But what if speech and image recognition and other complex cognitive tasks could all be performed on a single portable device without an internet connection and high-power servers behind the scenes?
Jae-sun Seo is attempting to shatter the computing, energy and size limitations of state-of-the-art learning algorithms to fit on small footprint devices with the help of custom-designed hardware.
This research caught the attention of the National Science Foundation and earned Seo, an assistant professor of electrical engineering in Arizona State University’s Ira A. Fulton Schools of Engineering, a five-year, nearly $473,000 CAREER Award.
“The overarching goal of this project is to build brain-inspired intelligent computing systems using custom hardware designs that are energy-efficient and programmable for various cognitive tasks, including autonomous driving, speech and biomedical applications,” Seo said.

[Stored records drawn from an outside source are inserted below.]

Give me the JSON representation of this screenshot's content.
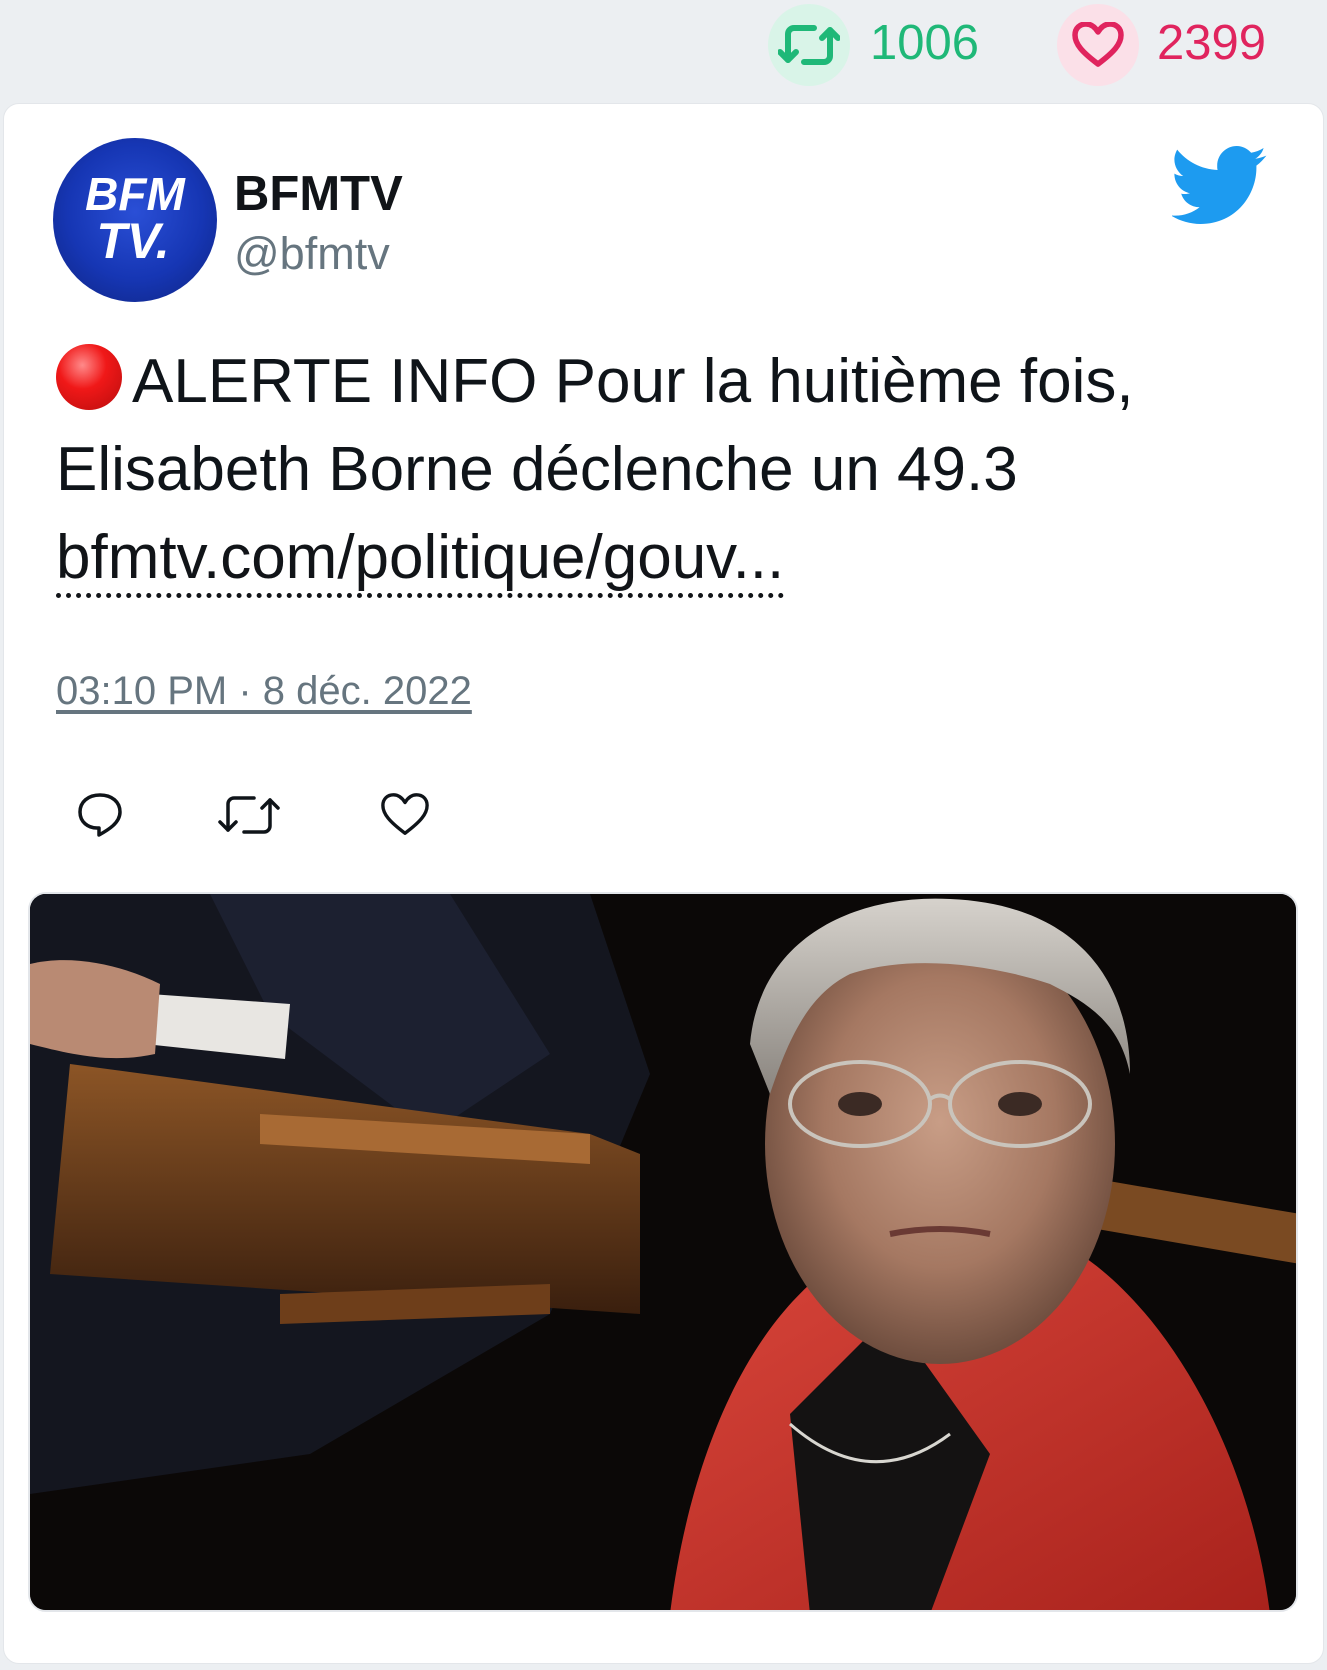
{
  "stats": {
    "retweets": "1006",
    "likes": "2399",
    "retweet_color": "#1fb878",
    "like_color": "#e0245e"
  },
  "tweet": {
    "author_name": "BFMTV",
    "author_handle": "@bfmtv",
    "avatar_logo_line1": "BFM",
    "avatar_logo_line2": "TV.",
    "text": "ALERTE INFO Pour la huitième fois, Elisabeth Borne déclenche un 49.3",
    "link": "bfmtv.com/politique/gouv...",
    "timestamp": "03:10 PM · 8 déc. 2022",
    "alert_icon": "red-circle-icon",
    "brand_icon": "twitter-bird-icon",
    "action_icons": [
      "reply-icon",
      "retweet-icon",
      "like-icon"
    ]
  },
  "colors": {
    "twitter_blue": "#1d9bf0",
    "text": "#0f1419",
    "muted": "#66757f"
  }
}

In order to reduce the resources required by learning algorithms, Seo looks to the human brain to mimic its ability to selectively and adaptively learn and recognize real-world data, dispensing with the redundant computations and exhaustive searches current algorithms employ.
Seo also aims to investigate low-power, real-time on-chip learning methods; novel memory compression schemes for software and hardware design; efficient on-chip power management capable of adapting to abrupt changes in cognitive workloads; and cross-layer optimization of circuits, architectures and algorithms.
“The outcomes of this research will feature new very-large-scale integration systems that can learn and perform cognitive tasks in real-time with superior energy efficiency, opening up possibilities for ubiquitous intelligence in small-form-factor devices,” Seo said.
Seo believes his overall research goal for ultra-energy-efficient intelligent hardware that integrates a synergistic set of tasks spanning algorithms, circuits and architectures piqued the NSF’s interest.
“In addition to covering a wide range of disciplines from bio-inspired models to memory compression to power management, I articulated possible solutions for addressing the design challenges brought by the computation- and memory-intensive nature of state-of-the-art deep neural networks,” Seo said of his proposal.
Collaboration between Fulton Schools faculty and the high-performance computing resources of ASU Research Computing helped make this interdisciplinary research possible, Seo said.